Managing possible side effects from prostate cancer
The earlier start you get managing any side effects from a disease has been shown to help patients live longer, better lives. When treating a chronic disease such as prostate cancer, side effects are likely to happen. Whether from surgery or radiation, urinary and sexual issues can arise after these treatments are given.
How severe or how long they may last can vary significantly between men. A man’s best bet is to discuss possible side effects with his doctor at the beginning of his diagnosis. Before undergoing prostate cancer treatment, being aware of physical or mental changes that can occur will equip a man with knowing what to expect and what can be done to manage them. Men who tend to do the best in surviving prostate cancer and handling possible side effects, are generally well-informed and have done their homework to understand the impact of each treatment on the quality of his life.
· Erectile dysfunction
Almost all men who undergo a radical prostatectomy will experience erectile dysfunction (ED). But fortunately, most men will begin to regain sexual function with six months. Men who are treated with radiation often have no initial ED, but over the next several months to years later this problem may happen.
Any man experiencing ED as a side effect of prostate cancer treatments should let his doctor know. There are several oral prescription medications for ED which include sildenafil (Viagra), tadalafil (Cialis), and vardenafil (Levitra). These medications relax the muscles in the penis allowing blood to rapidly flow in to cause an erection. On average, the drugs about an hour to begin working; the erection-boosting effects of sildenafil and vardenafil last about 8 hours, tadalafil lasts about 36 hours. About 75% of men who undergo nerve-sparing prostatectomy or more precise forms of radiation therapy have reported successfully achieving erections after using these drugs.
However, these drugs are not for everyone. Other options to consider might be the use of a vacuum constriction device, which includes a pump that draws blood into the shaft of the penis to create an erection. Another option is an injection of medication directly into the penis to produce an erection. There are also penile implants which are surgically implanted. These penile prostheses allow for more spontaneity and provide more predictable results.
· Urinary side effects
Urinary side effects are not unusual especially after undergoing radical prostatectomy.

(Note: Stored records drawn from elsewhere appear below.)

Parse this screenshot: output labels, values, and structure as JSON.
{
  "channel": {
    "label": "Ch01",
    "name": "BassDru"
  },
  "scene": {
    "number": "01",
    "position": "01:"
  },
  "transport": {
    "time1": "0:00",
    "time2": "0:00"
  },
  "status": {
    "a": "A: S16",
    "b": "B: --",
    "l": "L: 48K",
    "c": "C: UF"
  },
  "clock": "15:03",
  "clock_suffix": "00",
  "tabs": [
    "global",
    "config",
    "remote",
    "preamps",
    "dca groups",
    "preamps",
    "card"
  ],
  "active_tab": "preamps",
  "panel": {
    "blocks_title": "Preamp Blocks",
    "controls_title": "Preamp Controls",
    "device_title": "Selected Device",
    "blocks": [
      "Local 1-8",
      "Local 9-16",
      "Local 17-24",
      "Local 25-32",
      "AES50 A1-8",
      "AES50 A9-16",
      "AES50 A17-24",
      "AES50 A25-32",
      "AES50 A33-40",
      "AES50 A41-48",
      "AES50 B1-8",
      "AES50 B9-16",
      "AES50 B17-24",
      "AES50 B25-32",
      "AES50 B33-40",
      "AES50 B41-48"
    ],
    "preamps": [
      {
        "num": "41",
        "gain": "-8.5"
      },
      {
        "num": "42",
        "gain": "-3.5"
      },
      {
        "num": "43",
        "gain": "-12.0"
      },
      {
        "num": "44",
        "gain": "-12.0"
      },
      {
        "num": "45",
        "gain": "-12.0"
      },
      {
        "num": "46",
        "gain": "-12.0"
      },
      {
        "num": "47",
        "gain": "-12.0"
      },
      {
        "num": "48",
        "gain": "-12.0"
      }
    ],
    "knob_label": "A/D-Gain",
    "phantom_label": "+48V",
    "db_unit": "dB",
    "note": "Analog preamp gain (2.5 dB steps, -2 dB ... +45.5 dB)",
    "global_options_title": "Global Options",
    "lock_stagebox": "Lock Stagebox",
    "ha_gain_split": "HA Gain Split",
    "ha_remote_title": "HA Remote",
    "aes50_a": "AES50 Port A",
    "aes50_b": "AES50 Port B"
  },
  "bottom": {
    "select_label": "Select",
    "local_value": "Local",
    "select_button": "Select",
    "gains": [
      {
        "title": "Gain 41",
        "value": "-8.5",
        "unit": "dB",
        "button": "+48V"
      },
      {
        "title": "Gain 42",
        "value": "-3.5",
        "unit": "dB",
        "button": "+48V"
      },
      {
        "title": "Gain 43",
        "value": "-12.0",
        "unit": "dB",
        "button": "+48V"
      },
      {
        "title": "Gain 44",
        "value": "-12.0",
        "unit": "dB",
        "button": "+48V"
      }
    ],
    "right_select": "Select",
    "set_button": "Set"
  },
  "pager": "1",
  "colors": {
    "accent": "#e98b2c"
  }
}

Many men may develop some degree of urinary incontinence and will need to wear protective pads to absorb urine leaks as they recover. Usually it takes up to six months to regain continence although some men may need more time. Radiation can also be a cause of urinary issues as it will irritate the tissues of the urinary tract and may cause painful urination.
To help with incontinence, limit fluid intake (especially in the evening), avoid caffeine and alcohol, and schedule regular bathroom trips to avoid rushing to urinate. Many doctors recommend pelvic floor exercises or Kegels to help strengthen the muscles used to stop and start urination.
Other treatments for urinary side effects might include prescription medications that relax the bladder for men who experience painful urination, difficulty in emptying the bladder, or an increased urge to urinate.
For men who undergo external-beam radiation, they may have side effects of diarrhea, rectal bleeding and painful or difficult bowel movements. These symptoms usually require symptomatic treatment such as anti-diarrheal medication.
Men who continue to have bothersome urinary side effects persisting more than a year (affects a minority of men), they should ask their doctor about how to treat these lingering problems. Men do not have to live with their urinary incontinence and if they don’t speak up and let their doctor know about it, they will end up suffering in silence.
· Fertility side effects
Men wanting to father a child after treatment for prostate cancer should strongly consider sperm banking for their best chance of fertility. Semen containing sperm is frozen in liquid nitrogen and, although the cells are technically alive, all cellular activity ceases. After thawing, up to 50% of sperm will regenerate and can be used for artificial insemination.
Another alternative to sperm banking is extracting sperm directly from the testicles. After harvesting sperm for testicular tissue, a single microscopic sperm is injected into a single microscopic egg. If an embryo forms, it is implanted into the woman’s uterine wall and allowed to grow.